ACTIVITY → Across the records, find how many lines include the string "true" and answer with only the figure.

Component data from apps and pages:
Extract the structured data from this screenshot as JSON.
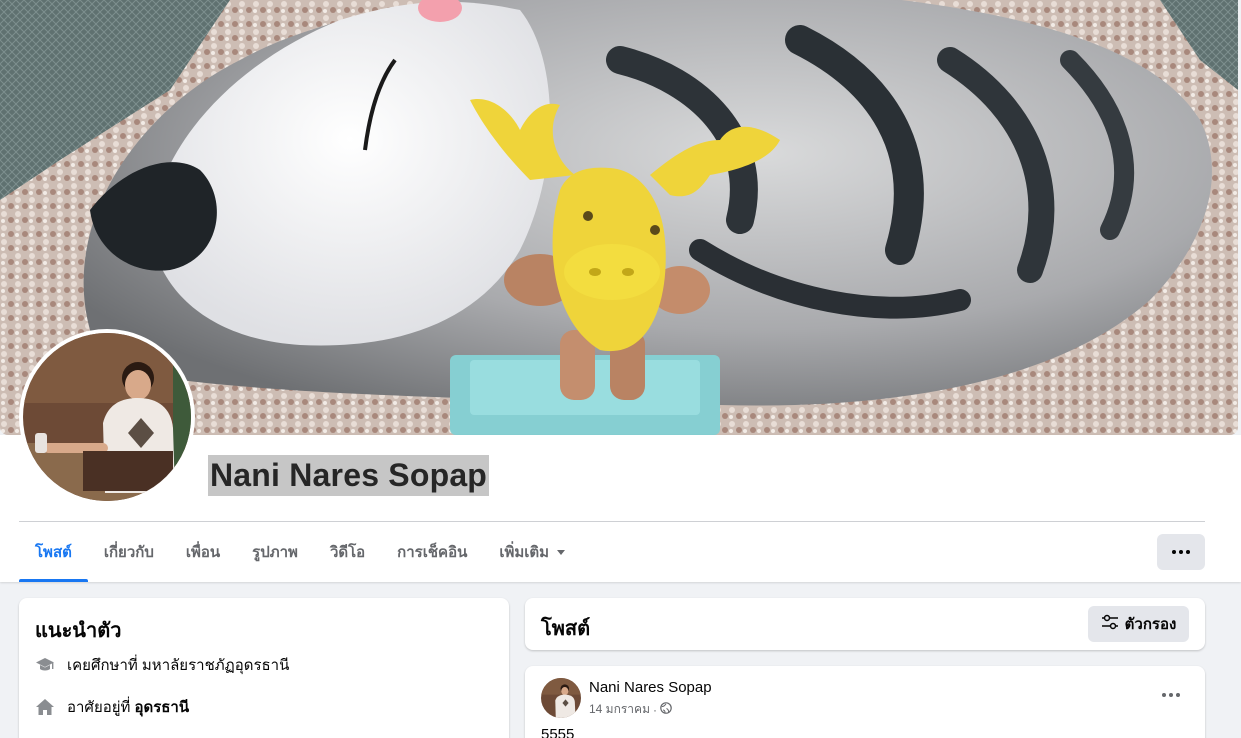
{
  "profile": {
    "name": "Nani Nares Sopap"
  },
  "tabs": [
    {
      "label": "โพสต์",
      "active": true
    },
    {
      "label": "เกี่ยวกับ"
    },
    {
      "label": "เพื่อน"
    },
    {
      "label": "รูปภาพ"
    },
    {
      "label": "วิดีโอ"
    },
    {
      "label": "การเช็คอิน"
    },
    {
      "label": "เพิ่มเติม"
    }
  ],
  "intro": {
    "title": "แนะนำตัว",
    "education": "เคยศึกษาที่ มหาลัยราชภัฏอุดรธานี",
    "lives_prefix": "อาศัยอยู่ที่",
    "lives_place": "อุดรธานี"
  },
  "posts_section": {
    "title": "โพสต์",
    "filter_label": "ตัวกรอง"
  },
  "post": {
    "author": "Nani Nares Sopap",
    "date": "14 มกราคม",
    "separator": "·",
    "text": "5555"
  },
  "icons": {
    "education": "graduation-cap-icon",
    "home": "home-icon",
    "filter": "sliders-icon",
    "privacy": "globe-icon",
    "more": "ellipsis-icon",
    "dropdown": "caret-down-icon"
  },
  "colors": {
    "accent": "#1877f2",
    "page_bg": "#f0f2f5",
    "secondary_text": "#65676b",
    "button_bg": "#e4e6eb",
    "name_highlight": "#c6c6c6"
  }
}
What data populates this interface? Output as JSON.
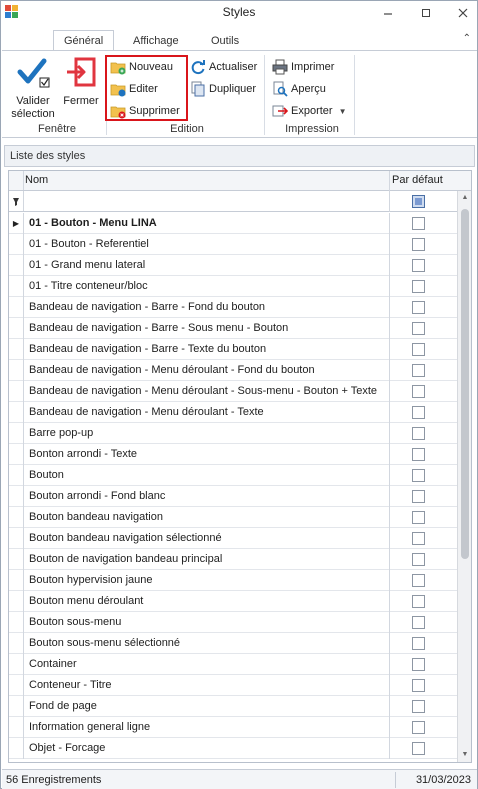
{
  "window": {
    "title": "Styles"
  },
  "ribbon": {
    "tabs": [
      {
        "label": "Général",
        "active": true
      },
      {
        "label": "Affichage",
        "active": false
      },
      {
        "label": "Outils",
        "active": false
      }
    ],
    "groups": {
      "fenetre": {
        "label": "Fenêtre",
        "validate_label_1": "Valider",
        "validate_label_2": "sélection",
        "close_label": "Fermer"
      },
      "edition": {
        "label": "Edition",
        "new_label": "Nouveau",
        "edit_label": "Editer",
        "delete_label": "Supprimer",
        "refresh_label": "Actualiser",
        "duplicate_label": "Dupliquer"
      },
      "impression": {
        "label": "Impression",
        "print_label": "Imprimer",
        "preview_label": "Aperçu",
        "export_label": "Exporter"
      }
    }
  },
  "panel": {
    "title": "Liste des styles"
  },
  "grid": {
    "columns": {
      "name": "Nom",
      "default": "Par défaut"
    },
    "rows": [
      {
        "name": "01 - Bouton - Menu LINA",
        "default": false
      },
      {
        "name": "01 - Bouton - Referentiel",
        "default": false
      },
      {
        "name": "01 - Grand menu lateral",
        "default": false
      },
      {
        "name": "01 - Titre conteneur/bloc",
        "default": false
      },
      {
        "name": "Bandeau de navigation - Barre - Fond du bouton",
        "default": false
      },
      {
        "name": "Bandeau de navigation - Barre - Sous menu - Bouton",
        "default": false
      },
      {
        "name": "Bandeau de navigation - Barre - Texte du bouton",
        "default": false
      },
      {
        "name": "Bandeau de navigation - Menu déroulant - Fond du bouton",
        "default": false
      },
      {
        "name": "Bandeau de navigation - Menu déroulant - Sous-menu - Bouton + Texte",
        "default": false
      },
      {
        "name": "Bandeau de navigation - Menu déroulant - Texte",
        "default": false
      },
      {
        "name": "Barre pop-up",
        "default": false
      },
      {
        "name": "Bonton arrondi - Texte",
        "default": false
      },
      {
        "name": "Bouton",
        "default": false
      },
      {
        "name": "Bouton arrondi - Fond blanc",
        "default": false
      },
      {
        "name": "Bouton bandeau navigation",
        "default": false
      },
      {
        "name": "Bouton bandeau navigation sélectionné",
        "default": false
      },
      {
        "name": "Bouton de navigation bandeau principal",
        "default": false
      },
      {
        "name": "Bouton hypervision jaune",
        "default": false
      },
      {
        "name": "Bouton menu déroulant",
        "default": false
      },
      {
        "name": "Bouton sous-menu",
        "default": false
      },
      {
        "name": "Bouton sous-menu sélectionné",
        "default": false
      },
      {
        "name": "Container",
        "default": false
      },
      {
        "name": "Conteneur - Titre",
        "default": false
      },
      {
        "name": "Fond de page",
        "default": false
      },
      {
        "name": "Information general ligne",
        "default": false
      },
      {
        "name": "Objet - Forcage",
        "default": false
      }
    ]
  },
  "status": {
    "records": "56 Enregistrements",
    "date": "31/03/2023"
  },
  "colors": {
    "highlight": "#d9151b",
    "accent": "#1e73be"
  }
}
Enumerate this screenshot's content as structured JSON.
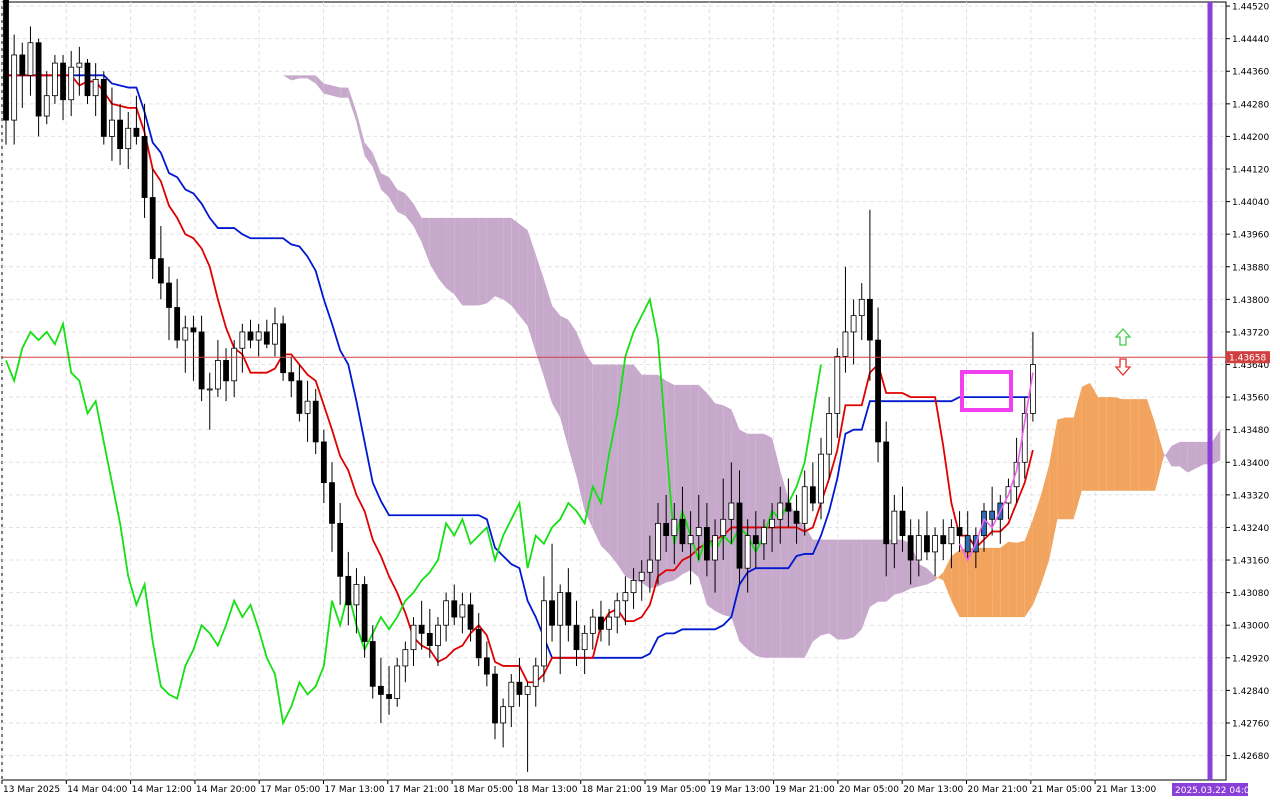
{
  "chart_data": {
    "type": "candlestick",
    "instrument_style": "ichimoku",
    "y_ticks": [
      "1.44520",
      "1.44440",
      "1.44360",
      "1.44280",
      "1.44200",
      "1.44120",
      "1.44040",
      "1.43960",
      "1.43880",
      "1.43800",
      "1.43720",
      "1.43640",
      "1.43560",
      "1.43480",
      "1.43400",
      "1.43320",
      "1.43240",
      "1.43160",
      "1.43080",
      "1.43000",
      "1.42920",
      "1.42840",
      "1.42760",
      "1.42680"
    ],
    "ylim": [
      1.4262,
      1.4453
    ],
    "x_ticks": [
      "13 Mar 2025",
      "14 Mar 04:00",
      "14 Mar 12:00",
      "14 Mar 20:00",
      "17 Mar 05:00",
      "17 Mar 13:00",
      "17 Mar 21:00",
      "18 Mar 05:00",
      "18 Mar 13:00",
      "18 Mar 21:00",
      "19 Mar 05:00",
      "19 Mar 13:00",
      "19 Mar 21:00",
      "20 Mar 05:00",
      "20 Mar 13:00",
      "20 Mar 21:00",
      "21 Mar 05:00",
      "21 Mar 13:00"
    ],
    "current_price": "1.43658",
    "time_marker_label": "2025.03.22 04:00",
    "grid": true,
    "colors": {
      "tenkan": "#e00000",
      "kijun": "#0018d0",
      "chikou": "#14e014",
      "cloud_bear": "#c7a9cc",
      "cloud_bull": "#f2a45e",
      "price_line": "#d04040",
      "marker": "#f040f0",
      "time_marker": "#8a3fd8",
      "bull_candle": "#ffffff",
      "bear_candle": "#000000",
      "highlight_candle": "#2f6db0",
      "arrow_up": "#44cc44",
      "arrow_down": "#e03030",
      "pink_line": "#f060f0"
    },
    "candles": [
      [
        1.4455,
        1.4452,
        1.4418,
        1.4424
      ],
      [
        1.4424,
        1.4445,
        1.4418,
        1.444
      ],
      [
        1.444,
        1.4443,
        1.4427,
        1.4435
      ],
      [
        1.4435,
        1.4447,
        1.443,
        1.4443
      ],
      [
        1.4443,
        1.4444,
        1.442,
        1.4425
      ],
      [
        1.4425,
        1.4436,
        1.4423,
        1.443
      ],
      [
        1.443,
        1.444,
        1.4428,
        1.4438
      ],
      [
        1.4438,
        1.444,
        1.4424,
        1.4429
      ],
      [
        1.4429,
        1.4441,
        1.4425,
        1.4437
      ],
      [
        1.4437,
        1.4442,
        1.443,
        1.4438
      ],
      [
        1.4438,
        1.4439,
        1.4428,
        1.443
      ],
      [
        1.443,
        1.4438,
        1.4425,
        1.4434
      ],
      [
        1.4434,
        1.4436,
        1.4418,
        1.442
      ],
      [
        1.442,
        1.4432,
        1.4414,
        1.4424
      ],
      [
        1.4424,
        1.4428,
        1.4413,
        1.4417
      ],
      [
        1.4417,
        1.4426,
        1.4412,
        1.4422
      ],
      [
        1.4422,
        1.443,
        1.4418,
        1.442
      ],
      [
        1.442,
        1.4428,
        1.44,
        1.4405
      ],
      [
        1.4405,
        1.4412,
        1.4385,
        1.439
      ],
      [
        1.439,
        1.4398,
        1.438,
        1.4384
      ],
      [
        1.4384,
        1.4388,
        1.437,
        1.4378
      ],
      [
        1.4378,
        1.4385,
        1.4368,
        1.437
      ],
      [
        1.437,
        1.4376,
        1.4362,
        1.4373
      ],
      [
        1.4373,
        1.4376,
        1.436,
        1.4372
      ],
      [
        1.4372,
        1.4376,
        1.4355,
        1.4358
      ],
      [
        1.4358,
        1.4362,
        1.4348,
        1.4358
      ],
      [
        1.4358,
        1.437,
        1.4356,
        1.4365
      ],
      [
        1.4365,
        1.4368,
        1.4355,
        1.436
      ],
      [
        1.436,
        1.437,
        1.4356,
        1.4368
      ],
      [
        1.4368,
        1.4374,
        1.4362,
        1.4372
      ],
      [
        1.4372,
        1.4375,
        1.4368,
        1.437
      ],
      [
        1.437,
        1.4374,
        1.4366,
        1.4372
      ],
      [
        1.4372,
        1.4375,
        1.4368,
        1.4369
      ],
      [
        1.4369,
        1.4378,
        1.4366,
        1.4374
      ],
      [
        1.4374,
        1.4376,
        1.436,
        1.4362
      ],
      [
        1.4362,
        1.4366,
        1.4356,
        1.436
      ],
      [
        1.436,
        1.4364,
        1.435,
        1.4352
      ],
      [
        1.4352,
        1.436,
        1.4345,
        1.4355
      ],
      [
        1.4355,
        1.4358,
        1.4342,
        1.4345
      ],
      [
        1.4345,
        1.4348,
        1.433,
        1.4335
      ],
      [
        1.4335,
        1.434,
        1.4318,
        1.4325
      ],
      [
        1.4325,
        1.433,
        1.4305,
        1.4312
      ],
      [
        1.4312,
        1.4318,
        1.43,
        1.4305
      ],
      [
        1.4305,
        1.4314,
        1.4298,
        1.431
      ],
      [
        1.431,
        1.4312,
        1.4292,
        1.4296
      ],
      [
        1.4296,
        1.43,
        1.4282,
        1.4285
      ],
      [
        1.4285,
        1.4292,
        1.4276,
        1.4283
      ],
      [
        1.4283,
        1.429,
        1.4278,
        1.4282
      ],
      [
        1.4282,
        1.4292,
        1.428,
        1.429
      ],
      [
        1.429,
        1.4296,
        1.4286,
        1.4294
      ],
      [
        1.4294,
        1.4302,
        1.429,
        1.43
      ],
      [
        1.43,
        1.4306,
        1.4294,
        1.4298
      ],
      [
        1.4298,
        1.4304,
        1.4292,
        1.4295
      ],
      [
        1.4295,
        1.4302,
        1.429,
        1.43
      ],
      [
        1.43,
        1.4308,
        1.4296,
        1.4306
      ],
      [
        1.4306,
        1.431,
        1.43,
        1.4302
      ],
      [
        1.4302,
        1.4308,
        1.4298,
        1.4305
      ],
      [
        1.4305,
        1.4308,
        1.4296,
        1.4299
      ],
      [
        1.4299,
        1.4303,
        1.429,
        1.4292
      ],
      [
        1.4292,
        1.4296,
        1.4285,
        1.4288
      ],
      [
        1.4288,
        1.429,
        1.4272,
        1.4276
      ],
      [
        1.4276,
        1.4282,
        1.427,
        1.428
      ],
      [
        1.428,
        1.4288,
        1.4275,
        1.4286
      ],
      [
        1.4286,
        1.4292,
        1.428,
        1.4283
      ],
      [
        1.4283,
        1.4286,
        1.4264,
        1.4285
      ],
      [
        1.4285,
        1.4292,
        1.428,
        1.429
      ],
      [
        1.429,
        1.4312,
        1.4286,
        1.4306
      ],
      [
        1.4306,
        1.432,
        1.4296,
        1.43
      ],
      [
        1.43,
        1.431,
        1.4288,
        1.4308
      ],
      [
        1.4308,
        1.4314,
        1.4296,
        1.43
      ],
      [
        1.43,
        1.4306,
        1.429,
        1.4294
      ],
      [
        1.4294,
        1.43,
        1.4288,
        1.4298
      ],
      [
        1.4298,
        1.4304,
        1.4294,
        1.4302
      ],
      [
        1.4302,
        1.4306,
        1.4296,
        1.4299
      ],
      [
        1.4299,
        1.4304,
        1.4295,
        1.4302
      ],
      [
        1.4302,
        1.4308,
        1.4298,
        1.4306
      ],
      [
        1.4306,
        1.4312,
        1.43,
        1.4308
      ],
      [
        1.4308,
        1.4314,
        1.4304,
        1.4311
      ],
      [
        1.4311,
        1.4316,
        1.4306,
        1.4313
      ],
      [
        1.4313,
        1.4322,
        1.4308,
        1.4316
      ],
      [
        1.4316,
        1.433,
        1.431,
        1.4325
      ],
      [
        1.4325,
        1.4332,
        1.4318,
        1.4322
      ],
      [
        1.4322,
        1.433,
        1.4315,
        1.4326
      ],
      [
        1.4326,
        1.4334,
        1.4318,
        1.432
      ],
      [
        1.432,
        1.4328,
        1.431,
        1.4322
      ],
      [
        1.4322,
        1.4332,
        1.4316,
        1.4324
      ],
      [
        1.4324,
        1.433,
        1.4312,
        1.4316
      ],
      [
        1.4316,
        1.4326,
        1.4308,
        1.4322
      ],
      [
        1.4322,
        1.4336,
        1.4316,
        1.4326
      ],
      [
        1.4326,
        1.434,
        1.432,
        1.433
      ],
      [
        1.433,
        1.4338,
        1.431,
        1.4314
      ],
      [
        1.4314,
        1.4326,
        1.4308,
        1.4322
      ],
      [
        1.4322,
        1.4328,
        1.4314,
        1.432
      ],
      [
        1.432,
        1.4326,
        1.4316,
        1.4324
      ],
      [
        1.4324,
        1.433,
        1.4318,
        1.4326
      ],
      [
        1.4326,
        1.4334,
        1.432,
        1.433
      ],
      [
        1.433,
        1.4336,
        1.4324,
        1.4328
      ],
      [
        1.4328,
        1.4332,
        1.432,
        1.4325
      ],
      [
        1.4325,
        1.4338,
        1.4322,
        1.4334
      ],
      [
        1.4334,
        1.434,
        1.4328,
        1.433
      ],
      [
        1.433,
        1.4346,
        1.4326,
        1.4342
      ],
      [
        1.4342,
        1.4356,
        1.4336,
        1.4352
      ],
      [
        1.4352,
        1.4368,
        1.4346,
        1.4366
      ],
      [
        1.4366,
        1.4388,
        1.4362,
        1.4372
      ],
      [
        1.4372,
        1.438,
        1.4364,
        1.4376
      ],
      [
        1.4376,
        1.4384,
        1.437,
        1.438
      ],
      [
        1.438,
        1.4402,
        1.436,
        1.437
      ],
      [
        1.437,
        1.4378,
        1.434,
        1.4345
      ],
      [
        1.4345,
        1.435,
        1.4312,
        1.432
      ],
      [
        1.432,
        1.4332,
        1.4314,
        1.4328
      ],
      [
        1.4328,
        1.4334,
        1.4318,
        1.4322
      ],
      [
        1.4322,
        1.4326,
        1.431,
        1.4316
      ],
      [
        1.4316,
        1.4326,
        1.4312,
        1.4322
      ],
      [
        1.4322,
        1.4328,
        1.4316,
        1.4318
      ],
      [
        1.4318,
        1.4324,
        1.4312,
        1.4322
      ],
      [
        1.4322,
        1.4326,
        1.4316,
        1.432
      ],
      [
        1.432,
        1.4326,
        1.4314,
        1.4324
      ],
      [
        1.4324,
        1.4328,
        1.4318,
        1.4322
      ],
      [
        1.4322,
        1.4328,
        1.4316,
        1.4318
      ],
      [
        1.4318,
        1.4324,
        1.4314,
        1.4322
      ],
      [
        1.4322,
        1.433,
        1.4318,
        1.4328
      ],
      [
        1.4328,
        1.4334,
        1.4322,
        1.4326
      ],
      [
        1.4326,
        1.4332,
        1.432,
        1.433
      ],
      [
        1.433,
        1.4336,
        1.4326,
        1.4334
      ],
      [
        1.4334,
        1.4346,
        1.433,
        1.434
      ],
      [
        1.434,
        1.4356,
        1.4336,
        1.4352
      ],
      [
        1.4352,
        1.4372,
        1.435,
        1.4364
      ]
    ]
  }
}
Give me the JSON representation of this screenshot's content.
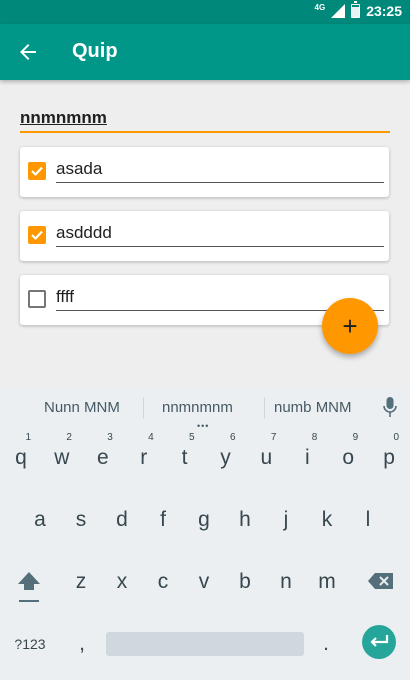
{
  "status_bar": {
    "network": "4G",
    "time": "23:25"
  },
  "app_bar": {
    "title": "Quip"
  },
  "list": {
    "title": "nnmnmnm",
    "items": [
      {
        "text": "asada",
        "checked": true
      },
      {
        "text": "asdddd",
        "checked": true
      },
      {
        "text": "ffff",
        "checked": false
      }
    ]
  },
  "fab": {
    "label": "+"
  },
  "keyboard": {
    "suggestions": [
      "Nunn MNM",
      "nnmnmnm",
      "numb MNM"
    ],
    "row1": [
      {
        "key": "q",
        "hint": "1"
      },
      {
        "key": "w",
        "hint": "2"
      },
      {
        "key": "e",
        "hint": "3"
      },
      {
        "key": "r",
        "hint": "4"
      },
      {
        "key": "t",
        "hint": "5"
      },
      {
        "key": "y",
        "hint": "6"
      },
      {
        "key": "u",
        "hint": "7"
      },
      {
        "key": "i",
        "hint": "8"
      },
      {
        "key": "o",
        "hint": "9"
      },
      {
        "key": "p",
        "hint": "0"
      }
    ],
    "row2": [
      "a",
      "s",
      "d",
      "f",
      "g",
      "h",
      "j",
      "k",
      "l"
    ],
    "row3": [
      "z",
      "x",
      "c",
      "v",
      "b",
      "n",
      "m"
    ],
    "symbols_label": "?123",
    "comma": ",",
    "period": "."
  },
  "colors": {
    "primary": "#009688",
    "primary_dark": "#00897b",
    "accent": "#ff9800"
  }
}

TASK OUTPUT → 5